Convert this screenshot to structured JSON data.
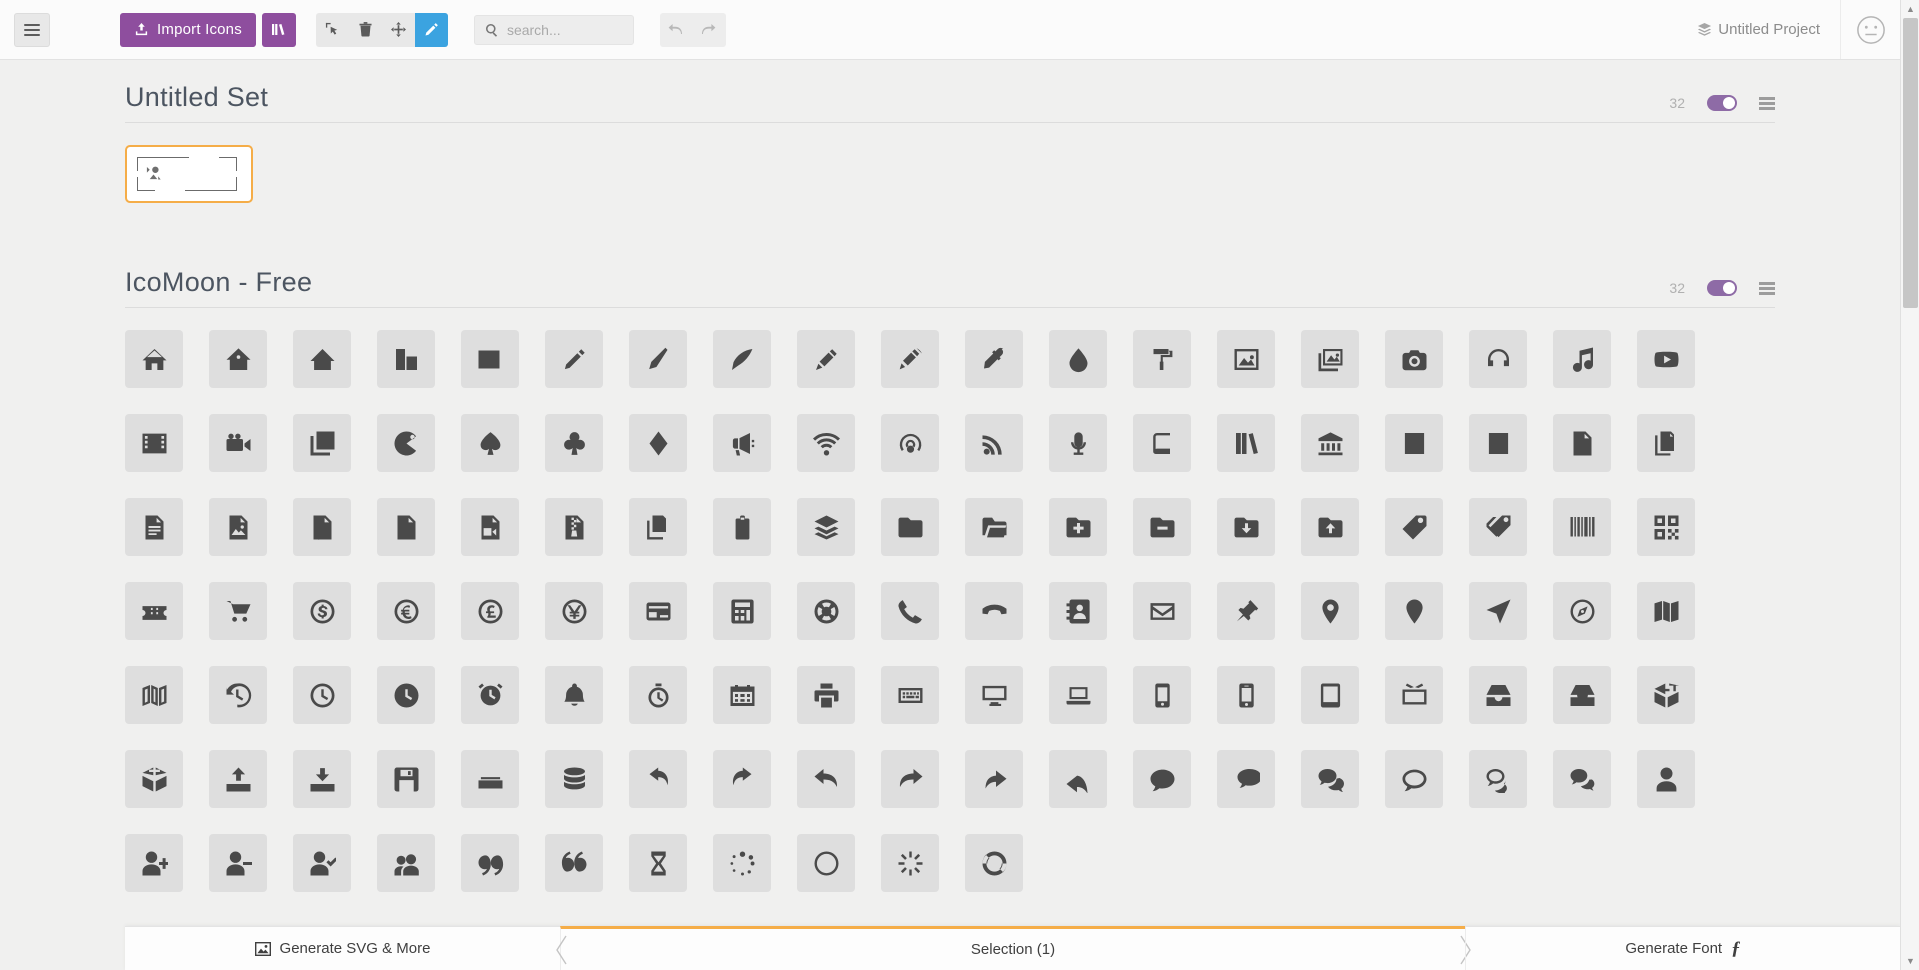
{
  "header": {
    "menu_icon": "hamburger-icon",
    "import_label": "Import Icons",
    "library_icon": "library-icon",
    "tools": [
      {
        "name": "select-tool",
        "icon": "cursor-icon",
        "active": false
      },
      {
        "name": "delete-tool",
        "icon": "trash-icon",
        "active": false
      },
      {
        "name": "move-tool",
        "icon": "move-icon",
        "active": false
      },
      {
        "name": "edit-tool",
        "icon": "pencil-icon",
        "active": true
      }
    ],
    "search": {
      "placeholder": "search...",
      "value": "",
      "icon": "search-icon"
    },
    "undo_icon": "undo-arrow-icon",
    "redo_icon": "redo-arrow-icon",
    "project_name": "Untitled Project",
    "project_icon": "layers-icon",
    "avatar_icon": "neutral-face-icon",
    "accent_purple": "#8e4e9e",
    "accent_blue": "#3ba3e0"
  },
  "sets": [
    {
      "title": "Untitled Set",
      "count": "32",
      "toggle_on": true,
      "menu_icon": "list-menu-icon",
      "selected_tile_icon": "image-placeholder-icon"
    },
    {
      "title": "IcoMoon - Free",
      "count": "32",
      "toggle_on": true,
      "menu_icon": "list-menu-icon"
    }
  ],
  "icons": [
    "home",
    "home2",
    "home3",
    "office",
    "newspaper",
    "pencil",
    "pencil2",
    "quill",
    "pen",
    "blog",
    "eyedropper",
    "droplet",
    "paint-format",
    "image",
    "images",
    "camera",
    "headphones",
    "music",
    "play",
    "film",
    "video-camera",
    "dice",
    "pacman",
    "spades",
    "clubs",
    "diamonds",
    "bullhorn",
    "connection",
    "podcast",
    "feed",
    "mic",
    "book",
    "books",
    "library",
    "file-text",
    "profile",
    "file-empty",
    "files-empty",
    "file-text2",
    "file-picture",
    "file-music",
    "file-play",
    "file-video",
    "file-zip",
    "copy",
    "paste",
    "stack",
    "folder",
    "folder-open",
    "folder-plus",
    "folder-minus",
    "folder-download",
    "folder-upload",
    "price-tag",
    "price-tags",
    "barcode",
    "qrcode",
    "ticket",
    "cart",
    "coin-dollar",
    "coin-euro",
    "coin-pound",
    "coin-yen",
    "credit-card",
    "calculator",
    "lifebuoy",
    "phone",
    "phone-hang-up",
    "address-book",
    "envelop",
    "pushpin",
    "location",
    "location2",
    "compass",
    "compass2",
    "map",
    "map2",
    "history",
    "clock",
    "clock2",
    "alarm",
    "bell",
    "stopwatch",
    "calendar",
    "printer",
    "keyboard",
    "display",
    "laptop",
    "mobile",
    "mobile2",
    "tablet",
    "tv",
    "drawer",
    "drawer2",
    "box-add",
    "box-remove",
    "download",
    "upload",
    "floppy-disk",
    "drive",
    "database",
    "undo",
    "redo",
    "undo2",
    "redo2",
    "forward",
    "reply",
    "bubble",
    "bubbles",
    "bubbles2",
    "bubble2",
    "bubbles3",
    "bubbles4",
    "user",
    "user-plus",
    "user-minus",
    "user-check",
    "users",
    "quotes-left",
    "quotes-right",
    "hour-glass",
    "spinner",
    "spinner2",
    "spinner3",
    "spinner4"
  ],
  "bottom_bar": {
    "generate_svg_label": "Generate SVG & More",
    "generate_svg_icon": "image-icon",
    "selection_label": "Selection (1)",
    "prev_icon": "chevron-left-icon",
    "next_icon": "chevron-right-icon",
    "generate_font_label": "Generate Font",
    "generate_font_icon": "font-f-icon",
    "active_accent": "#f5ad48"
  },
  "scrollbar": {
    "up_icon": "triangle-up-icon",
    "down_icon": "triangle-down-icon"
  }
}
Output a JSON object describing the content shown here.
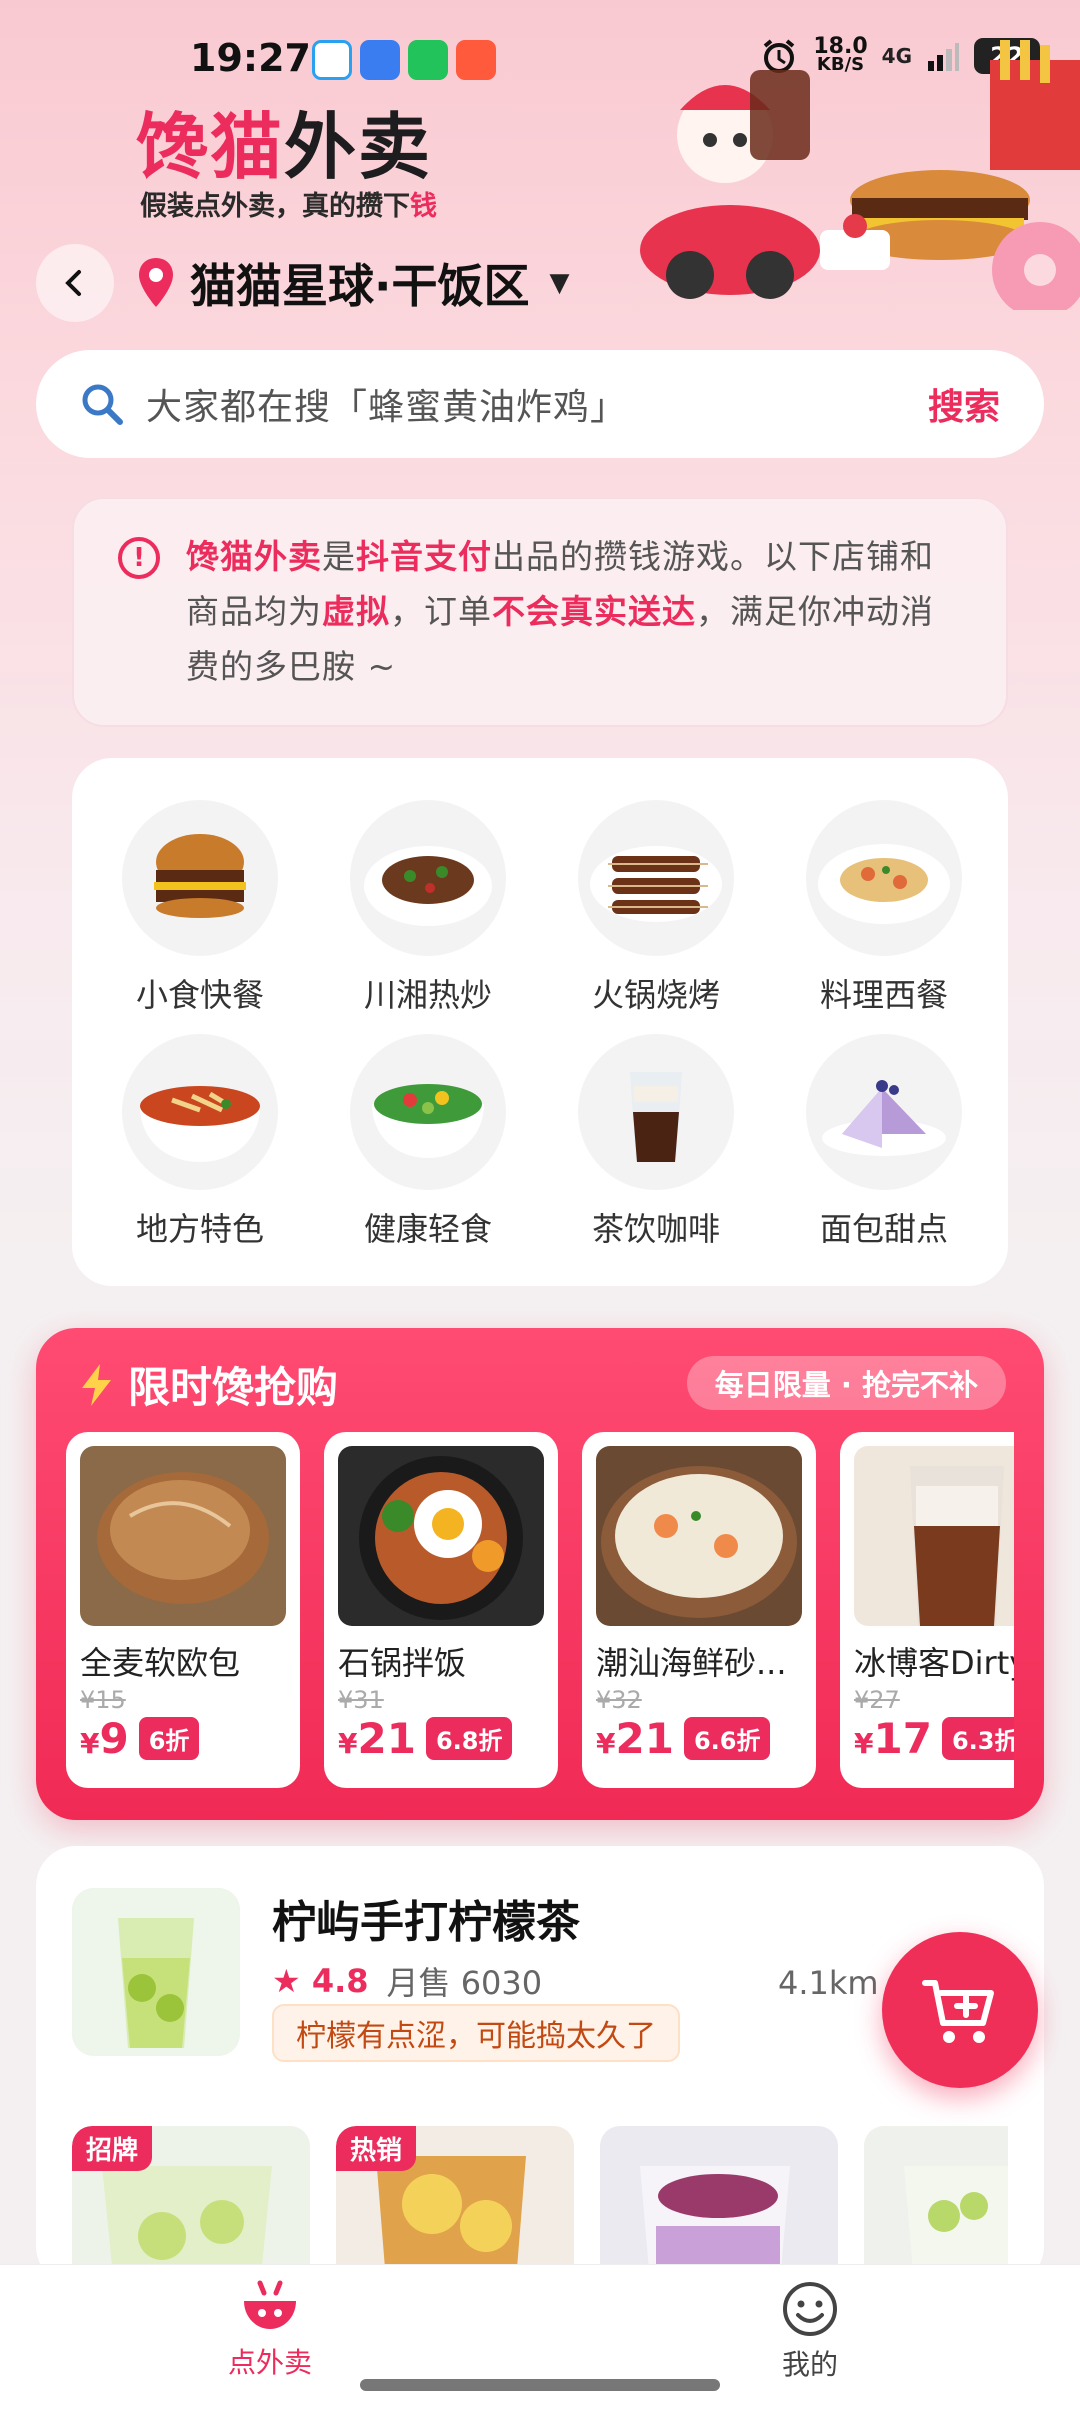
{
  "status_bar": {
    "time": "19:27",
    "net_speed_value": "18.0",
    "net_speed_unit": "KB/S",
    "network": "4G",
    "battery": "22"
  },
  "header": {
    "brand_part1": "馋猫",
    "brand_part2": "外卖",
    "slogan_main": "假装点外卖，真的攒下",
    "slogan_highlight": "钱",
    "location": "猫猫星球·干饭区"
  },
  "search": {
    "placeholder": "大家都在搜「蜂蜜黄油炸鸡」",
    "button": "搜索"
  },
  "notice": {
    "t1": "馋猫外卖",
    "t2": "是",
    "t3": "抖音支付",
    "t4": "出品的攒钱游戏。以下店铺和商品均为",
    "t5": "虚拟",
    "t6": "，订单",
    "t7": "不会真实送达",
    "t8": "，满足你冲动消费的多巴胺 ~"
  },
  "categories": [
    {
      "label": "小食快餐",
      "icon": "burger-icon"
    },
    {
      "label": "川湘热炒",
      "icon": "stir-fry-icon"
    },
    {
      "label": "火锅烧烤",
      "icon": "skewer-icon"
    },
    {
      "label": "料理西餐",
      "icon": "pasta-icon"
    },
    {
      "label": "地方特色",
      "icon": "noodle-bowl-icon"
    },
    {
      "label": "健康轻食",
      "icon": "salad-icon"
    },
    {
      "label": "茶饮咖啡",
      "icon": "coffee-icon"
    },
    {
      "label": "面包甜点",
      "icon": "cake-icon"
    }
  ],
  "flash_sale": {
    "title": "限时馋抢购",
    "tag": "每日限量 · 抢完不补",
    "items": [
      {
        "name": "全麦软欧包",
        "old": "¥15",
        "currency": "¥",
        "price": "9",
        "discount": "6折"
      },
      {
        "name": "石锅拌饭",
        "old": "¥31",
        "currency": "¥",
        "price": "21",
        "discount": "6.8折"
      },
      {
        "name": "潮汕海鲜砂...",
        "old": "¥32",
        "currency": "¥",
        "price": "21",
        "discount": "6.6折"
      },
      {
        "name": "冰博客Dirty",
        "old": "¥27",
        "currency": "¥",
        "price": "17",
        "discount": "6.3折"
      }
    ]
  },
  "shop": {
    "name": "柠屿手打柠檬茶",
    "rating": "★ 4.8",
    "sales": "月售 6030",
    "distance": "4.1km · 49 分",
    "note": "柠檬有点涩，可能捣太久了",
    "product_tags": [
      "招牌",
      "热销"
    ]
  },
  "bottom_nav": {
    "home": "点外卖",
    "me": "我的"
  },
  "colors": {
    "accent": "#ec2c5c",
    "flash_bg": "#f02a55"
  }
}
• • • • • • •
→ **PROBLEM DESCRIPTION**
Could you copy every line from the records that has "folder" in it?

→ **EXERCISE OUTPUT**
    "folder",
    "folder-open",
    "folder-plus",
    "folder-minus",
    "folder-download",
    "folder-upload",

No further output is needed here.